GALVESTON — As a New Braunfels girl injured in a Jan. 30 accident recovers in a hospital here, fund-raising efforts have been mounted at home to help her family.
A spokesperson with Shriner’s I los-pital for Children in Galveston said Monday the girl was in fair condition.
l’he girl, a Goodwin Primary School first-grader, was critically injured on Ventura Drive just after she stepped from a school bus.
As of Monday, no citations had been Issued in connection with the accident.
Rosa DeLaCerda, project director for (Communities in Schools at Goodwin, said CIS had organized a fund-raising effort for the family.

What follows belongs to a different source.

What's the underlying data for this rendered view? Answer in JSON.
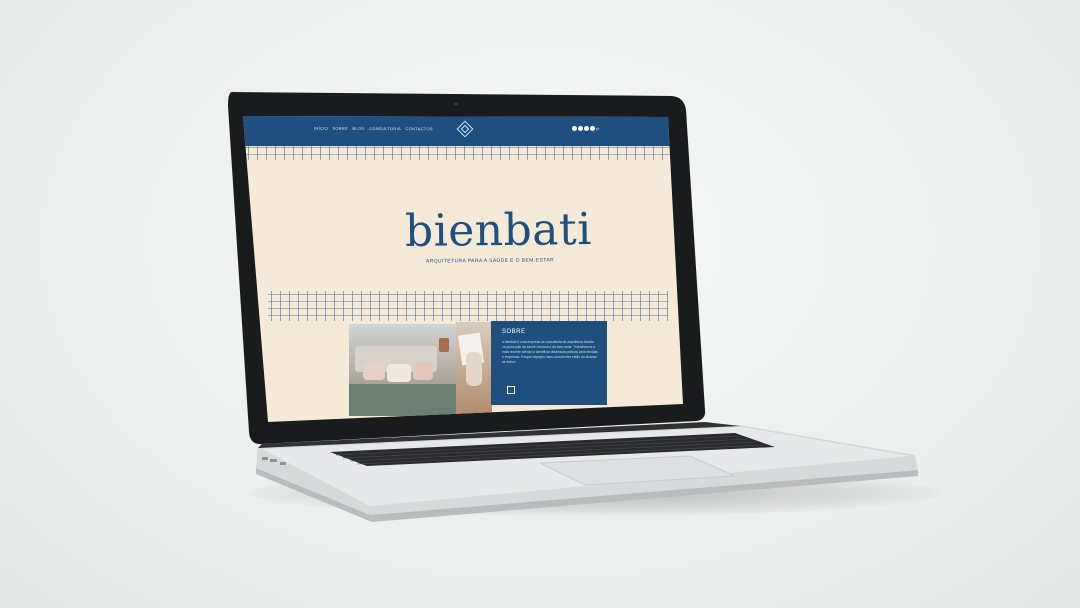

Anyone who can contribute is asked to send donations to (CIS at its Casten Avenue office in care of Benefit Fund, Communities in Schools, 161 S. (Casten
See FUND-RAISER Page 3A
Police: Only I in 4 cases are reported
By Ron Malonoy
Police answered 464 domestic violence calls in 2003, but they probably represent only a fraction of actual incidents, according to Chief of Police Russell Johnson.
Just this month, the New Braunfels Police Department began breaking out domestic violence calls and arrests as part of its crime statistics.
Johnson reported police arrested 104 people — the vast majority of whom were men.
Right now, said Patrol Lt. john Villarreal, 69 New Braunfels residents — most, but not all women — have final protective orders against a spouse. Another five have temporary restraining orders.
Jolinson said the department uses the listings to track domestic violence and abuse in the community.
“It s important to quantify just what we’re handling,” Johnson said. “I think the citizens in the community realize the types of problems we have here.”
ABUSE IN TNE NOME
a In 2003, there vftli?l64 domestic violence calls in the aly of New Braunfels.
B 104 individuals were arrested in connection with these cases, the vast majonty of them men.
B Currently, 69 city residents have final protective orders against a spouse. Most are women.
The statistics, though, probably only account for a fraction of the actual number of family situations that exist in this city where abuse or violence are present, Johnson said.
“ Ihese are probably a small number compared to the real amount of unreported domestic violence going
on,” Johnson said. “It’s just a guess, but thats probably less than 25 percent of what’s going on — probably only one in four gets reported."
Villarreal said police officers take domestic violence cases seriously — that officers work to respond to those incidents as fast as possible because of the risks to the families.
“You remember that this situation that results in violence has been building up over time," Villarreal said.
“You hurry to these calls — usually with more than one officer — particularly in instances where they call twice or three times while you’re en route. You know a situation is hot when that happens.”
In the backs of the officers’ minds, Villarreal said, is that these calls are volatile and can be dangerous to all involved — the family and the officers.
Domestic violence calls, he said, are among the most dangerous a police officer faces.
“I wish I had the statistics here to show that,” Villarreal said. "A family violence call is never taken lightly.”
New Braunfels Museum of Art and Music offers a series of evening workshops where you can pick the brains of three of the finest master guitar-makers.